2 October 2018
“What is happening today is reminiscent of what happened in the early 1980s when the Reagan administration pursued a similar fiscal policy of tax cuts and increased spending. Interest rates then increased faster than anticipated and the US dollar rose significantly, eventually leading Mexico to default on its borrowing. Nowadays, we have a much more highly-levered financial system and there are many more Mexicos out there...“
— Neil Woodford
Most major regional stock markets posted modest gains in September, recovering their poise following a late summer sell-off. Concerns about the health of emerging economies abated somewhat during the month, helped by a slightly weaker US dollar. We are not convinced this will last. Tighter global liquidity conditions, as reflected in the strength of the US dollar for much of this year, are already causing considerable pain for emerging markets and we believe the situation will worsen from here.
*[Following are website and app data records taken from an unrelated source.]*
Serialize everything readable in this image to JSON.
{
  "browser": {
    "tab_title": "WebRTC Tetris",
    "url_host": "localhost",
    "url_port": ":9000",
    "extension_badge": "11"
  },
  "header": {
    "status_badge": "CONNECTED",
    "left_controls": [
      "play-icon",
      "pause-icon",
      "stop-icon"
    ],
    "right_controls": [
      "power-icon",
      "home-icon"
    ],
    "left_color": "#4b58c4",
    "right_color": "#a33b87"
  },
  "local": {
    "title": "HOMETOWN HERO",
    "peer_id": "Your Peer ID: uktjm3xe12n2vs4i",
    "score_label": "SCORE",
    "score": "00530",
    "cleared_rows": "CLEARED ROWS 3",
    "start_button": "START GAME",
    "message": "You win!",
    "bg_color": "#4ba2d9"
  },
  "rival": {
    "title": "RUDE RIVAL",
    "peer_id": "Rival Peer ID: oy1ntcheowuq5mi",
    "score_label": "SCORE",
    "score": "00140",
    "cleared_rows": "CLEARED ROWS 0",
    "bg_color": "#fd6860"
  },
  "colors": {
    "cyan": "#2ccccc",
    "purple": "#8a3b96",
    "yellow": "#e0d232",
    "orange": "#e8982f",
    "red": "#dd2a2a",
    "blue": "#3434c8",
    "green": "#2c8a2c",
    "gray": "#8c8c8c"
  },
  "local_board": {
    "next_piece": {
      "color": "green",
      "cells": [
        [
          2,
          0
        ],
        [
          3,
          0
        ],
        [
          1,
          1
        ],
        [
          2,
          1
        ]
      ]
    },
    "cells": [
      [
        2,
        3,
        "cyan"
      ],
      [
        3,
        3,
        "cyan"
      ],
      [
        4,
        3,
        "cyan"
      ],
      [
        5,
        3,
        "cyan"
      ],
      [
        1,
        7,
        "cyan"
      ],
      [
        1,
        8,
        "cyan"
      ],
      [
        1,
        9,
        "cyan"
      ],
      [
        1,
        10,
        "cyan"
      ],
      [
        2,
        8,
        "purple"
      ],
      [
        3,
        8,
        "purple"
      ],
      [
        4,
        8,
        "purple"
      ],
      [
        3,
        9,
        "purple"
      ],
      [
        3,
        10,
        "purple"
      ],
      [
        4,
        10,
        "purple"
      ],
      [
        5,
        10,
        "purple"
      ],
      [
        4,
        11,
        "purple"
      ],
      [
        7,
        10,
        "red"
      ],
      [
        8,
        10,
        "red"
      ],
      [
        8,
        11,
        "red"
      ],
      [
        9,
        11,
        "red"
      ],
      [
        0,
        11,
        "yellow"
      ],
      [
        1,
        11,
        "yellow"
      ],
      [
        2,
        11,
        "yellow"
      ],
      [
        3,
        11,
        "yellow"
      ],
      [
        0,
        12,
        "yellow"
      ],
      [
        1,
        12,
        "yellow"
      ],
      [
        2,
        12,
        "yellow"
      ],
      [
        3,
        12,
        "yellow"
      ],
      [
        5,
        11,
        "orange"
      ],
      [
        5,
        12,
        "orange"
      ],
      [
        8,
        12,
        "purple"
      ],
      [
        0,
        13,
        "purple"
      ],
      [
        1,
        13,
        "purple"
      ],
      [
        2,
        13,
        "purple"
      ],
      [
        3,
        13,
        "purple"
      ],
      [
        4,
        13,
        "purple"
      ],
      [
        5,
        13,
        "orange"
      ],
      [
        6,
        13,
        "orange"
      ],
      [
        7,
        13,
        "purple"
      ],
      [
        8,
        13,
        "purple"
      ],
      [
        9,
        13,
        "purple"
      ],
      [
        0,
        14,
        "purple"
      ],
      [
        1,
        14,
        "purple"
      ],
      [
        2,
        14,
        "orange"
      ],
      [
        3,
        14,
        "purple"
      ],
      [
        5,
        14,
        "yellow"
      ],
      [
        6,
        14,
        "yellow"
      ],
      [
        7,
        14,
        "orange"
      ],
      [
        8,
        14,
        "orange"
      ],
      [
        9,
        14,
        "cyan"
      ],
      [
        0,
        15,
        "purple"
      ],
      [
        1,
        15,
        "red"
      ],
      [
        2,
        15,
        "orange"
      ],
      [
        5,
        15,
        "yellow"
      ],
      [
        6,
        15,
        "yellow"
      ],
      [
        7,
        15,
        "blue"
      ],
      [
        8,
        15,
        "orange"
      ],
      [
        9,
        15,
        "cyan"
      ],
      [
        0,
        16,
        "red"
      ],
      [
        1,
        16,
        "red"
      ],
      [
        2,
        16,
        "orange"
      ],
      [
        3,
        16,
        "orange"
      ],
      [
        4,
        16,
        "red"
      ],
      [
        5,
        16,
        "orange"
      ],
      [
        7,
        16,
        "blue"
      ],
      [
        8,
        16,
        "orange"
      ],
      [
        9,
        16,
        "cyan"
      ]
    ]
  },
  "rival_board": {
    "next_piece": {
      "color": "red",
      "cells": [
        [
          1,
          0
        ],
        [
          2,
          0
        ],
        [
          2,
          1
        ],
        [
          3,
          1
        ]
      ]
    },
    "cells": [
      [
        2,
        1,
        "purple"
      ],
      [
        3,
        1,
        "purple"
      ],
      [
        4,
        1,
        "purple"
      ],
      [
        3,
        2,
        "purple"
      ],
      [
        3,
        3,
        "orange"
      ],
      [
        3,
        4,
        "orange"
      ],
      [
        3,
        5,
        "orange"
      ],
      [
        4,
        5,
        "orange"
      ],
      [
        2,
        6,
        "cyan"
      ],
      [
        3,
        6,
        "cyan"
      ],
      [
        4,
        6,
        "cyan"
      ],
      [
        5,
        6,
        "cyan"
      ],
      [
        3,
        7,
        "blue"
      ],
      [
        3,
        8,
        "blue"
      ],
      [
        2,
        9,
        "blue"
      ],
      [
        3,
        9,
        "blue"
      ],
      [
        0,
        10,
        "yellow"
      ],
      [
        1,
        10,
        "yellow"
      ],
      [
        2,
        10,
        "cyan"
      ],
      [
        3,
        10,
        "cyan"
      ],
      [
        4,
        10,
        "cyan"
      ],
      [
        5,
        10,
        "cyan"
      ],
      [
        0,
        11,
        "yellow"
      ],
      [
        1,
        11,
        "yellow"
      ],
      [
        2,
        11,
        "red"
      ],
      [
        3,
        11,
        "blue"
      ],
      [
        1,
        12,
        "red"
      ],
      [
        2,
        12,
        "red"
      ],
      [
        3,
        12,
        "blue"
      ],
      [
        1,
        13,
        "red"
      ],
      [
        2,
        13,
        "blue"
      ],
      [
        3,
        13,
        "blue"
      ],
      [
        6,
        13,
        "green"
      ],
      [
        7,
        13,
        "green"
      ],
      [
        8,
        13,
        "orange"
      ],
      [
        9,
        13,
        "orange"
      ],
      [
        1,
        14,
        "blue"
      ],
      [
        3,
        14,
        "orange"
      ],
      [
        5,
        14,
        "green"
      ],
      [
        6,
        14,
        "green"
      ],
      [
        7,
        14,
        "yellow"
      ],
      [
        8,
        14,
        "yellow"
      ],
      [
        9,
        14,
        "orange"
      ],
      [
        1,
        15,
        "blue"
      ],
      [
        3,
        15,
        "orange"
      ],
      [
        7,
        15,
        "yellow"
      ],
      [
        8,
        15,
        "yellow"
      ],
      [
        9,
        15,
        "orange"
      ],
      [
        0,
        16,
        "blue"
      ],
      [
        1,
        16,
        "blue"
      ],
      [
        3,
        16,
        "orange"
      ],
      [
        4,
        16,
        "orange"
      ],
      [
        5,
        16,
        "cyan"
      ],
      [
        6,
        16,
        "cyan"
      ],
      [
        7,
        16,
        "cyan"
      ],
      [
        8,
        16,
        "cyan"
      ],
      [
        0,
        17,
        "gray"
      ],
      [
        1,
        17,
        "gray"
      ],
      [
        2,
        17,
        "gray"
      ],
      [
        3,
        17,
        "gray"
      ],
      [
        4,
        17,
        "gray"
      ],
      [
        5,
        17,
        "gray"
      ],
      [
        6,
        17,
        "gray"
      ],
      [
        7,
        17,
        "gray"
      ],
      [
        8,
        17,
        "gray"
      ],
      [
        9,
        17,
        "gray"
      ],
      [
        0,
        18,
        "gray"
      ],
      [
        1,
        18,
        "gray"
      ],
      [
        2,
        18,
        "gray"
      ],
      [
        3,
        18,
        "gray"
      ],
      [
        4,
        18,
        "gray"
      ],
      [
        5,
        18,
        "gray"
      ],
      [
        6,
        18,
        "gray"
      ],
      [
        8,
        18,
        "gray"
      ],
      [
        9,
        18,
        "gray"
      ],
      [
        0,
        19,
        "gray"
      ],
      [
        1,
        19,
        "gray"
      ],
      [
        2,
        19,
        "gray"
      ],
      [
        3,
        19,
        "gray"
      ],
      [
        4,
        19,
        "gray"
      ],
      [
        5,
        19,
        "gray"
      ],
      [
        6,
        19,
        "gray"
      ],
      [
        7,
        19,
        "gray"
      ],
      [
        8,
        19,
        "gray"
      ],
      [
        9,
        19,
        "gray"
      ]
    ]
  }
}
The current policy mix in the US, with Trump’s populist agenda playing out through tax cuts, dollar repatriation and the war on trade, coupled with progressively higher US interest rates from the Federal Reserve, suggest further dollar strength is likely. Indeed, with inflationary pressures building in the US, as evidenced in the chart below, there is an increasing risk that US interest rates could rise faster and further than is currently expected, which would represent an unwelcome surprise for global financial markets.
The Bigger picture
Further positive data on the UK economy this morning, with growth of 0.3% in July 2018 and a 3m growth rate of 0.6%. The UK economy is strengthening – it is now unequivocally growing faster than the Eurozone.— Woodford (@woodfordfunds) September 10, 2018
This @TheEconomist article highlights several things we’d agree with. There is widespread complacency about the global macroeconomic backdrop. To paraphrase Mark Twain, reports of the death of secular stagnation are greatly exaggerated https://t.co/TeVVLr3fIZ— Woodford (@woodfordfunds) September 14, 2018
"Nearly 4 decades after Reagan’s alleged supply-side revolution, déjà vu is in the air. It’s the scent of an approaching storm." Echoes of 1982 in current US policy but with more $ debt in the global financial system today the consequences could be greater https://t.co/xZQnVmkUhN— Woodford (@woodfordfunds) September 26, 2018
Inflationary pressures building in the US economy could prompt further interest rate hikes
Source: New York Federal Reserve, Bloomberg, Woodford
Key Company Events
Within the UK equity market, the twists and turns of the Brexit discussions continue to dominate sentiment. This is obviously a critical time in the negotiations with Europe but there are other global risks on the horizon which may be more impactful on financial markets in the near term. With inflationary pressures building in the US, the prospect of a stronger US dollar inflicting further pain in emerging markets and growth already slowing meaningfully in Europe and China, we believe global markets could be navigating through a much more challenging period in the months ahead. Against this backdrop, the UK’s economic situation looks relatively benign.
With a focus on unloved and undervalued domestic companies, which are already pricing in an overly bleak scenario for the UK’s economic future, we remain convinced we have an appropriate strategy for the challenges that lie ahead.